◆ **Exercise brief**
The result should be the listing below, restated exactly, with its pictures left out.

# # # #

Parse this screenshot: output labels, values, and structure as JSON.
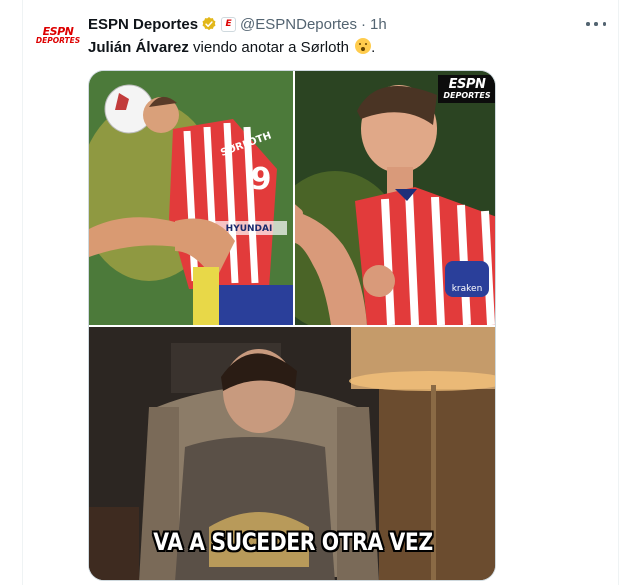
{
  "account": {
    "avatar_top": "ESPN",
    "avatar_bottom": "DEPORTES",
    "name": "ESPN Deportes",
    "affiliate_badge": "E",
    "handle": "@ESPNDeportes",
    "separator": "·",
    "time": "1h"
  },
  "tweet": {
    "mention": "Julián Álvarez",
    "text": " viendo anotar a Sørloth "
  },
  "media": {
    "watermark_top": "ESPN",
    "watermark_bottom": "DEPORTES",
    "jersey_name": "SØRLOTH",
    "jersey_number": "9",
    "sponsor": "HYUNDAI",
    "sleeve_sponsor": "kraken",
    "caption": "VA A SUCEDER OTRA VEZ"
  },
  "colors": {
    "verified_gold": "#e2b719",
    "brand_red": "#dd0000",
    "text_primary": "#0f1419",
    "text_secondary": "#536471",
    "border": "#cfd9de"
  },
  "icons": {
    "verified": "verified-badge-icon",
    "more": "more-options-icon",
    "emoji": "flushed-face-emoji"
  }
}
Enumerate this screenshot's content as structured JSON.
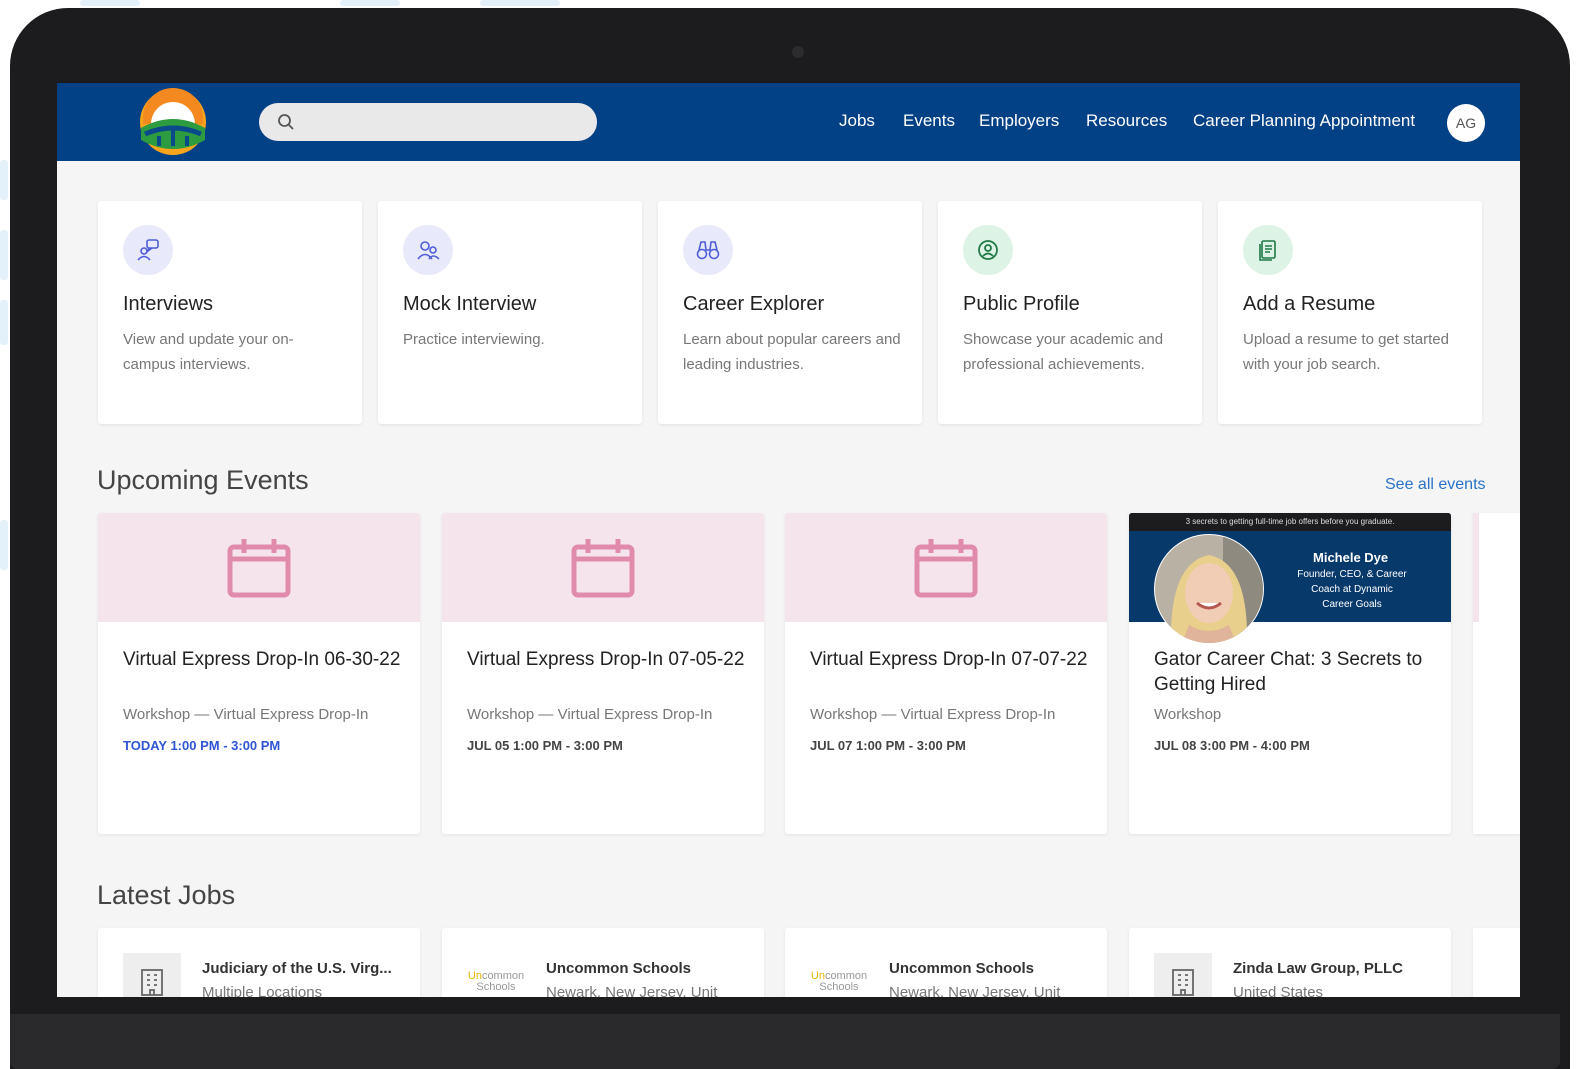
{
  "header": {
    "nav": [
      "Jobs",
      "Events",
      "Employers",
      "Resources",
      "Career Planning Appointment"
    ],
    "avatar_initials": "AG",
    "search_placeholder": ""
  },
  "quick_links": [
    {
      "title": "Interviews",
      "description": "View and update your on-campus interviews.",
      "icon": "interview-icon",
      "color": "#e8eafc"
    },
    {
      "title": "Mock Interview",
      "description": "Practice interviewing.",
      "icon": "mock-interview-icon",
      "color": "#e8eafc"
    },
    {
      "title": "Career Explorer",
      "description": "Learn about popular careers and leading industries.",
      "icon": "binoculars-icon",
      "color": "#e8eafc"
    },
    {
      "title": "Public Profile",
      "description": "Showcase your academic and professional achievements.",
      "icon": "profile-icon",
      "color": "#dcf3e6"
    },
    {
      "title": "Add a Resume",
      "description": "Upload a resume to get started with your job search.",
      "icon": "resume-icon",
      "color": "#dcf3e6"
    }
  ],
  "events_section": {
    "title": "Upcoming Events",
    "see_all": "See all events",
    "events": [
      {
        "title": "Virtual Express Drop-In 06-30-22",
        "type": "Workshop — Virtual Express Drop-In",
        "time": "TODAY 1:00 PM - 3:00 PM"
      },
      {
        "title": "Virtual Express Drop-In 07-05-22",
        "type": "Workshop — Virtual Express Drop-In",
        "time": "JUL 05 1:00 PM - 3:00 PM"
      },
      {
        "title": "Virtual Express Drop-In 07-07-22",
        "type": "Workshop — Virtual Express Drop-In",
        "time": "JUL 07 1:00 PM - 3:00 PM"
      },
      {
        "title": "Gator Career Chat: 3 Secrets to Getting Hired",
        "type": "Workshop",
        "time": "JUL 08 3:00 PM - 4:00 PM",
        "banner": {
          "top_text": "3 secrets to getting full-time job offers before you graduate.",
          "name": "Michele Dye",
          "role": "Founder, CEO, & Career Coach at Dynamic Career Goals"
        }
      }
    ]
  },
  "jobs_section": {
    "title": "Latest Jobs",
    "jobs": [
      {
        "employer": "Judiciary of the U.S. Virg...",
        "location": "Multiple Locations"
      },
      {
        "employer": "Uncommon Schools",
        "location": "Newark, New Jersey, Unit"
      },
      {
        "employer": "Uncommon Schools",
        "location": "Newark, New Jersey, Unit"
      },
      {
        "employer": "Zinda Law Group, PLLC",
        "location": "United States"
      }
    ],
    "uncommon_logo": {
      "line1a": "Un",
      "line1b": "common",
      "line2": "Schools"
    }
  },
  "colors": {
    "nav": "#034186",
    "accent_link": "#2a73c8",
    "today": "#2f55d4",
    "event_banner": "#f6e4ec",
    "calendar": "#e08bab"
  }
}
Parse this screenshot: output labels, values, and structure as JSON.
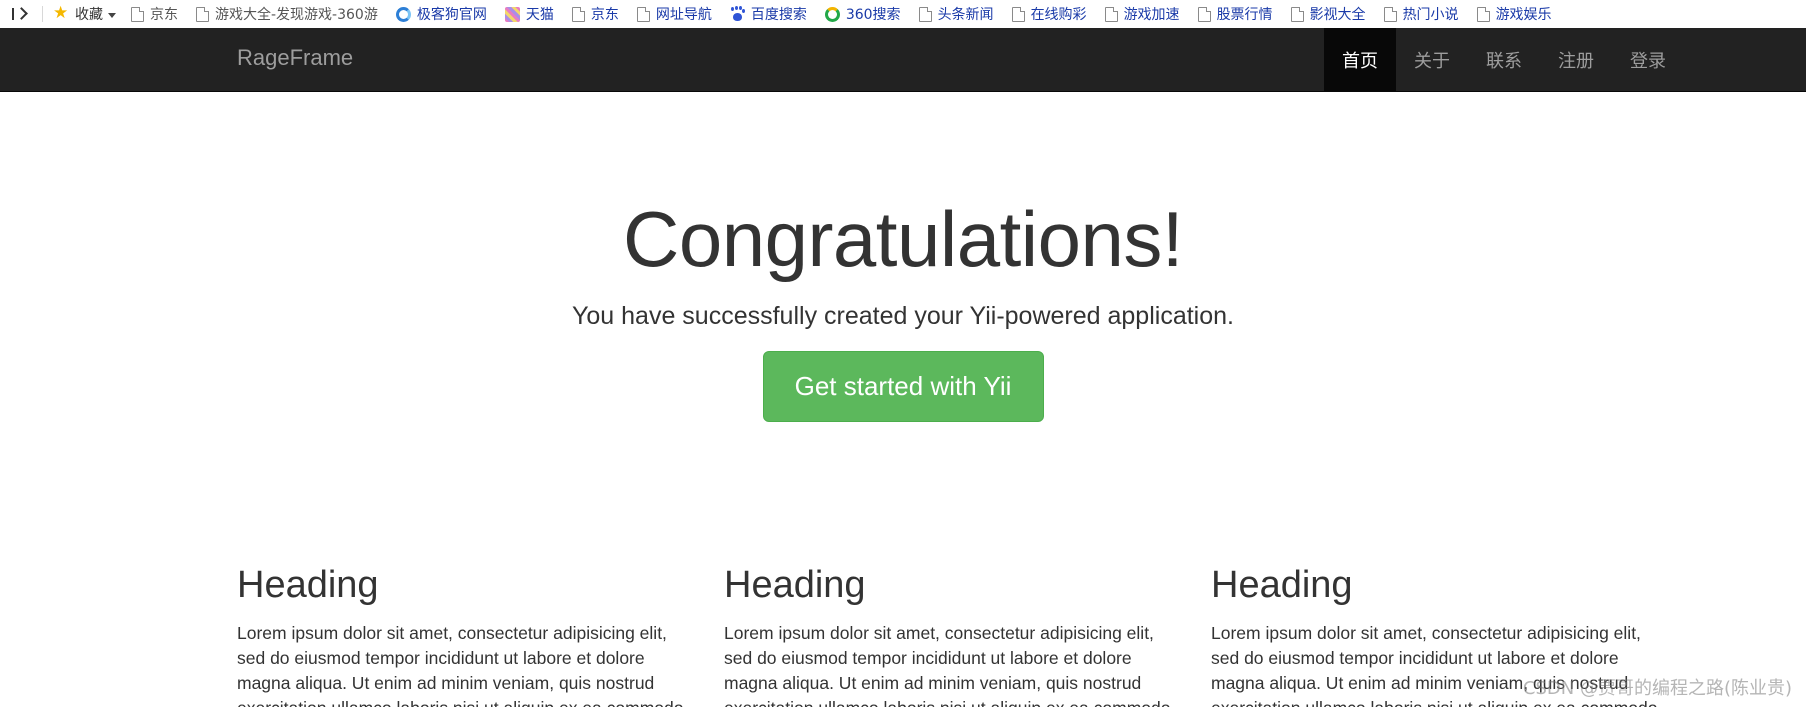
{
  "bookmarks": {
    "items": [
      {
        "label": "收藏",
        "icon": "star-icon"
      },
      {
        "label": "京东",
        "icon": "page-icon"
      },
      {
        "label": "游戏大全-发现游戏-360游",
        "icon": "page-icon"
      },
      {
        "label": "极客狗官网",
        "icon": "swirl-icon"
      },
      {
        "label": "天猫",
        "icon": "cat-icon"
      },
      {
        "label": "京东",
        "icon": "page-icon"
      },
      {
        "label": "网址导航",
        "icon": "page-icon"
      },
      {
        "label": "百度搜索",
        "icon": "paw-icon"
      },
      {
        "label": "360搜索",
        "icon": "ring-icon"
      },
      {
        "label": "头条新闻",
        "icon": "page-icon"
      },
      {
        "label": "在线购彩",
        "icon": "page-icon"
      },
      {
        "label": "游戏加速",
        "icon": "page-icon"
      },
      {
        "label": "股票行情",
        "icon": "page-icon"
      },
      {
        "label": "影视大全",
        "icon": "page-icon"
      },
      {
        "label": "热门小说",
        "icon": "page-icon"
      },
      {
        "label": "游戏娱乐",
        "icon": "page-icon"
      }
    ]
  },
  "navbar": {
    "brand": "RageFrame",
    "items": [
      {
        "label": "首页",
        "active": true
      },
      {
        "label": "关于",
        "active": false
      },
      {
        "label": "联系",
        "active": false
      },
      {
        "label": "注册",
        "active": false
      },
      {
        "label": "登录",
        "active": false
      }
    ]
  },
  "jumbotron": {
    "title": "Congratulations!",
    "lead": "You have successfully created your Yii-powered application.",
    "button_label": "Get started with Yii"
  },
  "columns": [
    {
      "heading": "Heading",
      "text": "Lorem ipsum dolor sit amet, consectetur adipisicing elit, sed do eiusmod tempor incididunt ut labore et dolore magna aliqua. Ut enim ad minim veniam, quis nostrud exercitation ullamco laboris nisi ut aliquip ex ea commodo"
    },
    {
      "heading": "Heading",
      "text": "Lorem ipsum dolor sit amet, consectetur adipisicing elit, sed do eiusmod tempor incididunt ut labore et dolore magna aliqua. Ut enim ad minim veniam, quis nostrud exercitation ullamco laboris nisi ut aliquip ex ea commodo"
    },
    {
      "heading": "Heading",
      "text": "Lorem ipsum dolor sit amet, consectetur adipisicing elit, sed do eiusmod tempor incididunt ut labore et dolore magna aliqua. Ut enim ad minim veniam, quis nostrud exercitation ullamco laboris nisi ut aliquip ex ea commodo"
    }
  ],
  "watermark": "CSDN @贾哥的编程之路(陈业贵)",
  "colors": {
    "navbar_bg": "#222222",
    "navbar_active_bg": "#080808",
    "navbar_text": "#9d9d9d",
    "success": "#5cb85c",
    "text": "#333333"
  }
}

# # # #

◆ **Solution to the problem**
Parse this screenshot: output labels, values, and structure as JSON.
{
  "account": {
    "avatar_top": "ESPN",
    "avatar_bottom": "DEPORTES",
    "name": "ESPN Deportes",
    "affiliate_badge": "E",
    "handle": "@ESPNDeportes",
    "separator": "·",
    "time": "1h"
  },
  "tweet": {
    "mention": "Julián Álvarez",
    "text": " viendo anotar a Sørloth "
  },
  "media": {
    "watermark_top": "ESPN",
    "watermark_bottom": "DEPORTES",
    "jersey_name": "SØRLOTH",
    "jersey_number": "9",
    "sponsor": "HYUNDAI",
    "sleeve_sponsor": "kraken",
    "caption": "VA A SUCEDER OTRA VEZ"
  },
  "colors": {
    "verified_gold": "#e2b719",
    "brand_red": "#dd0000",
    "text_primary": "#0f1419",
    "text_secondary": "#536471",
    "border": "#cfd9de"
  },
  "icons": {
    "verified": "verified-badge-icon",
    "more": "more-options-icon",
    "emoji": "flushed-face-emoji"
  }
}
Enumerate this screenshot's content as structured JSON.
{
  "header": {
    "nav": [
      "Jobs",
      "Events",
      "Employers",
      "Resources",
      "Career Planning Appointment"
    ],
    "avatar_initials": "AG",
    "search_placeholder": ""
  },
  "quick_links": [
    {
      "title": "Interviews",
      "description": "View and update your on-campus interviews.",
      "icon": "interview-icon",
      "color": "#e8eafc"
    },
    {
      "title": "Mock Interview",
      "description": "Practice interviewing.",
      "icon": "mock-interview-icon",
      "color": "#e8eafc"
    },
    {
      "title": "Career Explorer",
      "description": "Learn about popular careers and leading industries.",
      "icon": "binoculars-icon",
      "color": "#e8eafc"
    },
    {
      "title": "Public Profile",
      "description": "Showcase your academic and professional achievements.",
      "icon": "profile-icon",
      "color": "#dcf3e6"
    },
    {
      "title": "Add a Resume",
      "description": "Upload a resume to get started with your job search.",
      "icon": "resume-icon",
      "color": "#dcf3e6"
    }
  ],
  "events_section": {
    "title": "Upcoming Events",
    "see_all": "See all events",
    "events": [
      {
        "title": "Virtual Express Drop-In 06-30-22",
        "type": "Workshop — Virtual Express Drop-In",
        "time": "TODAY 1:00 PM - 3:00 PM"
      },
      {
        "title": "Virtual Express Drop-In 07-05-22",
        "type": "Workshop — Virtual Express Drop-In",
        "time": "JUL 05 1:00 PM - 3:00 PM"
      },
      {
        "title": "Virtual Express Drop-In 07-07-22",
        "type": "Workshop — Virtual Express Drop-In",
        "time": "JUL 07 1:00 PM - 3:00 PM"
      },
      {
        "title": "Gator Career Chat: 3 Secrets to Getting Hired",
        "type": "Workshop",
        "time": "JUL 08 3:00 PM - 4:00 PM",
        "banner": {
          "top_text": "3 secrets to getting full-time job offers before you graduate.",
          "name": "Michele Dye",
          "role": "Founder, CEO, & Career Coach at Dynamic Career Goals"
        }
      }
    ]
  },
  "jobs_section": {
    "title": "Latest Jobs",
    "jobs": [
      {
        "employer": "Judiciary of the U.S. Virg...",
        "location": "Multiple Locations"
      },
      {
        "employer": "Uncommon Schools",
        "location": "Newark, New Jersey, Unit"
      },
      {
        "employer": "Uncommon Schools",
        "location": "Newark, New Jersey, Unit"
      },
      {
        "employer": "Zinda Law Group, PLLC",
        "location": "United States"
      }
    ],
    "uncommon_logo": {
      "line1a": "Un",
      "line1b": "common",
      "line2": "Schools"
    }
  },
  "colors": {
    "nav": "#034186",
    "accent_link": "#2a73c8",
    "today": "#2f55d4",
    "event_banner": "#f6e4ec",
    "calendar": "#e08bab"
  }
}
Parse this screenshot: output labels, values, and structure as JSON.
{
  "bookmarks": {
    "items": [
      {
        "label": "收藏",
        "icon": "star-icon"
      },
      {
        "label": "京东",
        "icon": "page-icon"
      },
      {
        "label": "游戏大全-发现游戏-360游",
        "icon": "page-icon"
      },
      {
        "label": "极客狗官网",
        "icon": "swirl-icon"
      },
      {
        "label": "天猫",
        "icon": "cat-icon"
      },
      {
        "label": "京东",
        "icon": "page-icon"
      },
      {
        "label": "网址导航",
        "icon": "page-icon"
      },
      {
        "label": "百度搜索",
        "icon": "paw-icon"
      },
      {
        "label": "360搜索",
        "icon": "ring-icon"
      },
      {
        "label": "头条新闻",
        "icon": "page-icon"
      },
      {
        "label": "在线购彩",
        "icon": "page-icon"
      },
      {
        "label": "游戏加速",
        "icon": "page-icon"
      },
      {
        "label": "股票行情",
        "icon": "page-icon"
      },
      {
        "label": "影视大全",
        "icon": "page-icon"
      },
      {
        "label": "热门小说",
        "icon": "page-icon"
      },
      {
        "label": "游戏娱乐",
        "icon": "page-icon"
      }
    ]
  },
  "navbar": {
    "brand": "RageFrame",
    "items": [
      {
        "label": "首页",
        "active": true
      },
      {
        "label": "关于",
        "active": false
      },
      {
        "label": "联系",
        "active": false
      },
      {
        "label": "注册",
        "active": false
      },
      {
        "label": "登录",
        "active": false
      }
    ]
  },
  "jumbotron": {
    "title": "Congratulations!",
    "lead": "You have successfully created your Yii-powered application.",
    "button_label": "Get started with Yii"
  },
  "columns": [
    {
      "heading": "Heading",
      "text": "Lorem ipsum dolor sit amet, consectetur adipisicing elit, sed do eiusmod tempor incididunt ut labore et dolore magna aliqua. Ut enim ad minim veniam, quis nostrud exercitation ullamco laboris nisi ut aliquip ex ea commodo"
    },
    {
      "heading": "Heading",
      "text": "Lorem ipsum dolor sit amet, consectetur adipisicing elit, sed do eiusmod tempor incididunt ut labore et dolore magna aliqua. Ut enim ad minim veniam, quis nostrud exercitation ullamco laboris nisi ut aliquip ex ea commodo"
    },
    {
      "heading": "Heading",
      "text": "Lorem ipsum dolor sit amet, consectetur adipisicing elit, sed do eiusmod tempor incididunt ut labore et dolore magna aliqua. Ut enim ad minim veniam, quis nostrud exercitation ullamco laboris nisi ut aliquip ex ea commodo"
    }
  ],
  "watermark": "CSDN @贾哥的编程之路(陈业贵)",
  "colors": {
    "navbar_bg": "#222222",
    "navbar_active_bg": "#080808",
    "navbar_text": "#9d9d9d",
    "success": "#5cb85c",
    "text": "#333333"
  }
}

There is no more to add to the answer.